The day that Okie came to stay!
by Rick Paul
Ara Macao - Scarlet Macaw
My wife and I live in a small town in central Colombia. I am a retired American and Marce is a Colombian school teacher. We live in a relatively secluded place that is considered a paradise by those who visit us. There are 24 rustic homes here and all have beautiful wrap around patios. When we first moved to our house we built several bird stands to feed the array of wild birds. To a bird lover it would bring tears of amazement to be here in the morning to see the 10-15 different varieties’ of birds comingle and chow down. The evening feed is the same. The colors of birds and the different sizes are amazing. It is common for us to come home from shopping and see some of the residents taking pictures or just standing and watching the birds. We make no attempt to contact or control them. We just put natural feed out and enjoy the show.
About 2-or 3 months ago I saw a parrot fly over the house a few times. Never landing, just making a couple of fly over’s and then off the parrot went. Last week we went outside to begin the morning feeding and there was the parrot sitting on one of the bird stands eating a banana. My wife went to the bird and offered another banana and some papaya that we grow. Since that time the bird has never left our house. Because there are other animals around especially at night we decided to see if she would let us take her in the house at night. To our amazement she cooperated with no problem.
(Please note: Neither of us have any idea of how to take care of a bird of any kind.)

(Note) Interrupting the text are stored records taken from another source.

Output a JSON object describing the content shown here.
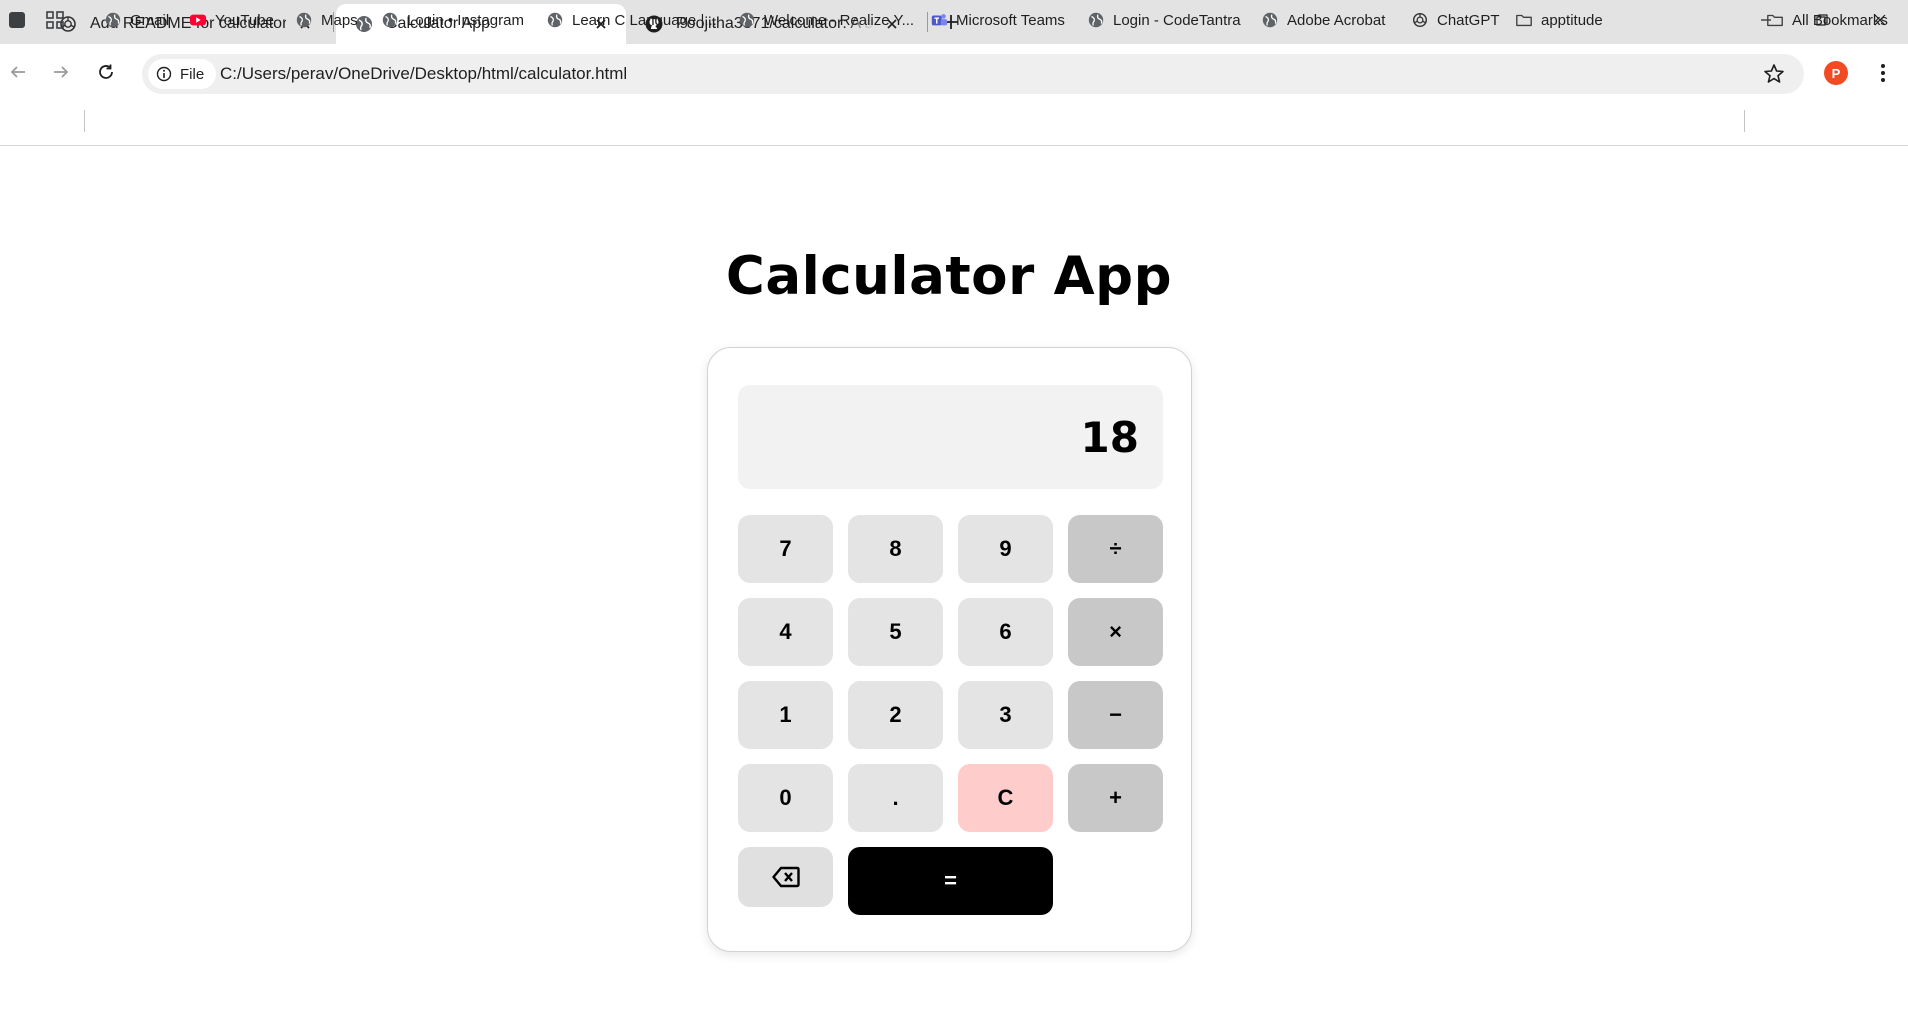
{
  "browser": {
    "tabs": [
      {
        "label": "Add README for calculator",
        "icon": "chatgpt-icon",
        "active": false
      },
      {
        "label": "Calculator App",
        "icon": "globe-icon",
        "active": true
      },
      {
        "label": "Poojitha3371/calculator: A simp",
        "icon": "github-icon",
        "active": false
      }
    ],
    "address": {
      "chip": "File",
      "url": "C:/Users/perav/OneDrive/Desktop/html/calculator.html"
    },
    "profile_initial": "P",
    "bookmarks": [
      {
        "label": "Gmail",
        "icon": "globe-icon"
      },
      {
        "label": "YouTube",
        "icon": "youtube-icon"
      },
      {
        "label": "Maps",
        "icon": "globe-icon"
      },
      {
        "label": "Login • Instagram",
        "icon": "globe-icon"
      },
      {
        "label": "Learn C Language |...",
        "icon": "globe-icon"
      },
      {
        "label": "Welcome - Realize Y...",
        "icon": "globe-icon"
      },
      {
        "label": "Microsoft Teams",
        "icon": "teams-icon"
      },
      {
        "label": "Login - CodeTantra",
        "icon": "globe-icon"
      },
      {
        "label": "Adobe Acrobat",
        "icon": "globe-icon"
      },
      {
        "label": "ChatGPT",
        "icon": "chatgpt-icon"
      },
      {
        "label": "apptitude",
        "icon": "folder-icon"
      }
    ],
    "all_bookmarks": "All Bookmarks"
  },
  "page": {
    "title": "Calculator App",
    "display": "18",
    "keys": {
      "k7": "7",
      "k8": "8",
      "k9": "9",
      "divide": "÷",
      "k4": "4",
      "k5": "5",
      "k6": "6",
      "multiply": "×",
      "k1": "1",
      "k2": "2",
      "k3": "3",
      "subtract": "−",
      "k0": "0",
      "dot": ".",
      "clear": "C",
      "add": "+",
      "equals": "="
    }
  },
  "colors": {
    "tabstrip": "#e3e3e3",
    "key": "#e4e4e4",
    "operator_key": "#c8c8c8",
    "clear_key": "#ffcccc",
    "equals_key": "#000000",
    "profile": "#f04b23"
  }
}
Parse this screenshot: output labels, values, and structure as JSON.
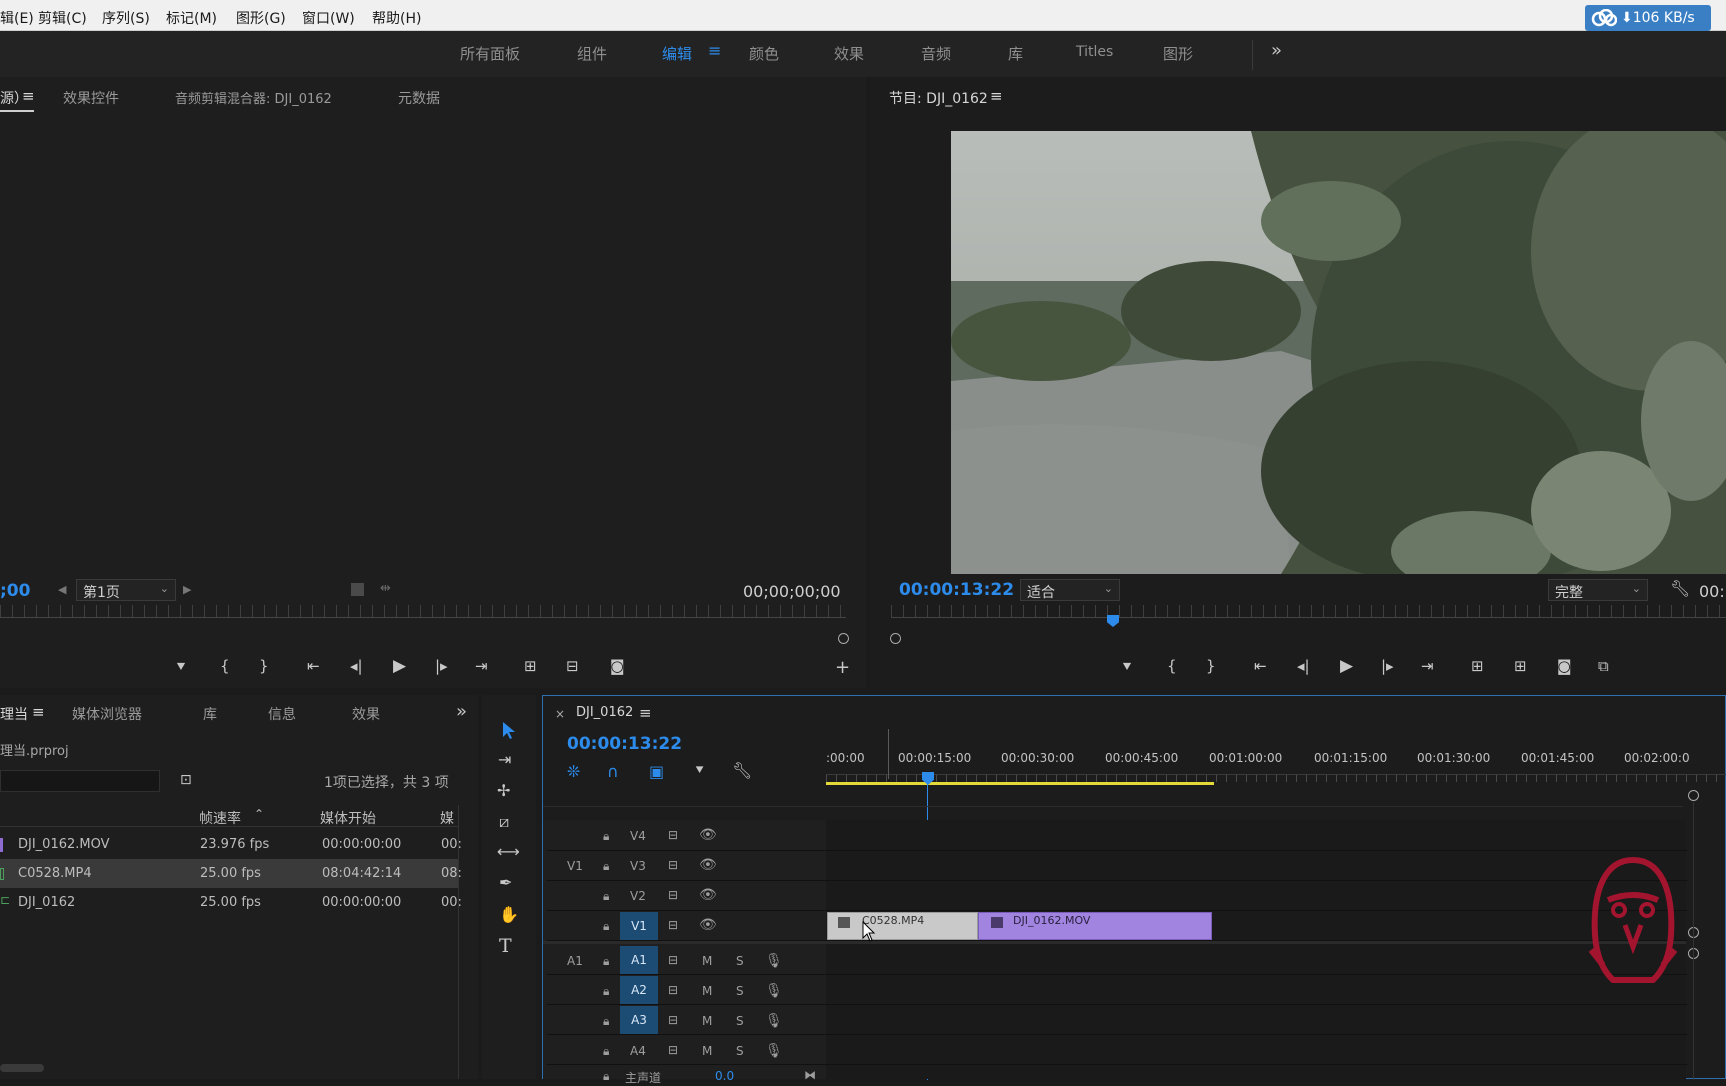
{
  "menu": [
    "辑(E)",
    "剪辑(C)",
    "序列(S)",
    "标记(M)",
    "图形(G)",
    "窗口(W)",
    "帮助(H)"
  ],
  "net_speed": "⬇106 KB/s",
  "workspaces": [
    "所有面板",
    "组件",
    "编辑",
    "颜色",
    "效果",
    "音频",
    "库",
    "Titles",
    "图形"
  ],
  "active_workspace": "编辑",
  "source_panel": {
    "tabs": [
      "源）",
      "效果控件",
      "音频剪辑混合器: DJI_0162",
      "元数据"
    ],
    "timecode_left": ";00",
    "page_select": "第1页",
    "timecode_right": "00;00;00;00"
  },
  "program_panel": {
    "title": "节目: DJI_0162",
    "timecode": "00:00:13:22",
    "fit": "适合",
    "quality": "完整",
    "tc_right": "00:"
  },
  "project_panel": {
    "tabs": [
      "理当",
      "媒体浏览器",
      "库",
      "信息",
      "效果"
    ],
    "project_name": "理当.prproj",
    "selection_info": "1项已选择，共 3 项",
    "columns": [
      "帧速率",
      "媒体开始",
      "媒"
    ],
    "rows": [
      {
        "name": "DJI_0162.MOV",
        "fps": "23.976 fps",
        "start": "00:00:00:00",
        "extra": "00:",
        "color": "#8d6bd1"
      },
      {
        "name": "C0528.MP4",
        "fps": "25.00 fps",
        "start": "08:04:42:14",
        "extra": "08:",
        "color": "#4aa05c"
      },
      {
        "name": "DJI_0162",
        "fps": "25.00 fps",
        "start": "00:00:00:00",
        "extra": "00:",
        "color": "#4aa05c"
      }
    ]
  },
  "timeline": {
    "sequence": "DJI_0162",
    "timecode": "00:00:13:22",
    "ruler": [
      ":00:00",
      "00:00:15:00",
      "00:00:30:00",
      "00:00:45:00",
      "00:01:00:00",
      "00:01:15:00",
      "00:01:30:00",
      "00:01:45:00",
      "00:02:00:0"
    ],
    "video_tracks": [
      "V4",
      "V3",
      "V2",
      "V1"
    ],
    "audio_tracks": [
      "A1",
      "A2",
      "A3",
      "A4"
    ],
    "v_label": "V1",
    "a_label": "A1",
    "mute": "M",
    "solo": "S",
    "master": "主声道",
    "master_value": "0.0",
    "clips": [
      {
        "name": "C0528.MP4",
        "color": "#c9c9c9"
      },
      {
        "name": "DJI_0162.MOV",
        "color": "#a184df"
      }
    ]
  },
  "colors": {
    "accent": "#2d8ceb",
    "clip_purple": "#a184df",
    "work_area": "#e5d93a",
    "logo": "#a3142f"
  }
}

The next morning I came and took her outside to her place on the bird stand. I then began to build a perch on our outdoor patio and put some toys there that I made. She took to the stand like it was a second home. Since this was all going to easy I began to worry about what was going on here. So I decided to gather the bird up and take her to a person in our town who is an expert on birds. He has his own vet practice dedicated only to the care of birds. When I walked into his office his eyes opened up like a Christmas tree. He asked where I got the animal. I told him, "No where, it just came to our house a couple of days ago and I thought I would bring him to the vet to see if the bird is sick or injured." Also, I told him I had no idea what kind of bird it was or how old. The vet told me it was an Ara Macaw about 12-15 years old. The underside of her wings had been clipped a long time ago and there is evidence that she may have been mistreated because her feathers were not as in as good of shape as they should be. Also, he felt told us that she was probably a very domesticated bird.
The vet then told us a few more things about the bird and advised us not to do too much more to her for a while. “Just take it easy with her.” We have decided it is a female for now although we know it is very difficult to distinguish. We have built her several perches, but she chooses only to stay on one, she can fly, and she is just starting to “talk” to my wife a bit. We have a landscaper that comes to our house to mow the grass with a ‘weed eater’ type of machine that makes a loud continuous noise. She appears to love the noise and gets bothered when he stops. We named her 'Okie' because she has a dominate red features that stand out. 'Okie' is a nickname for people who come from my home state of Oklahoma. Oklahoma is an Indian name for ‘land of the red’ so it suits her fine.
Some other things about Okie: we do not cage her. She can come and go as she pleases. Yesterday she flew off to a neighbor’s house for some reason and I just walked over and put her on a stick and she climbed on my shoulder and we walked home to the perch where she stayed all day. We feed her a variety of fruits. We have about 10 different kinds of fruit trees that grow on our property. She likes seeds and it seems like she has never had many of them before. Almonds are her favorites. She likes to nip at me when I walk by her on the way to the back yard area, but never to hurt. She also likes to preen my hair sometimes. It is obvious that she is a domesticated bird because of the clipped wings, but no one has come by or put out any kind of word that she is missing. There is another Macaw that came by to be with her for several days, but that bird does not come around anymore. I have tried to get the bird to stay with us but the other bird is shy of us and won’t come near.
Basically, we leave Okie alone. Once in a while we try to do some things with her, but back off if she gets upset. We also have a 6 month old Jack Russell Terrier dog who is very jealous of her and makes it obvious that she does not want Okie around. So we keep them well apart.
Today, I am going to build her a swing to see if she will like her new ‘toy.’ I try not to introduce too many things to her at once, but I do let her know that we are here and want her to stay. Okie and Marcie are enjoying their little talk fests and they seem to be getting longer and longer. We have decided that Okie is not our bird and belongs to our community. Anyone can come by and see Okie and take her picture which she does not seem to mind. We tell the children as much as we can about Okie so they can have a better appreciation about animals.
So, that’s the brief story about Okie and how she came to live with us. We do not know how long we will be allowed to have her…it is her decision and not ours. We have looked up afew thing on the internet but are reluctant to put a lot of money into Okie until we are sure she will stay around. I will not cage the bird or try to restrict her ability to move around in any way. She belongs to everyone and if she chooses to stay with us for a while we will consider it a special blessing.
Your thoughts and comments are welcomed.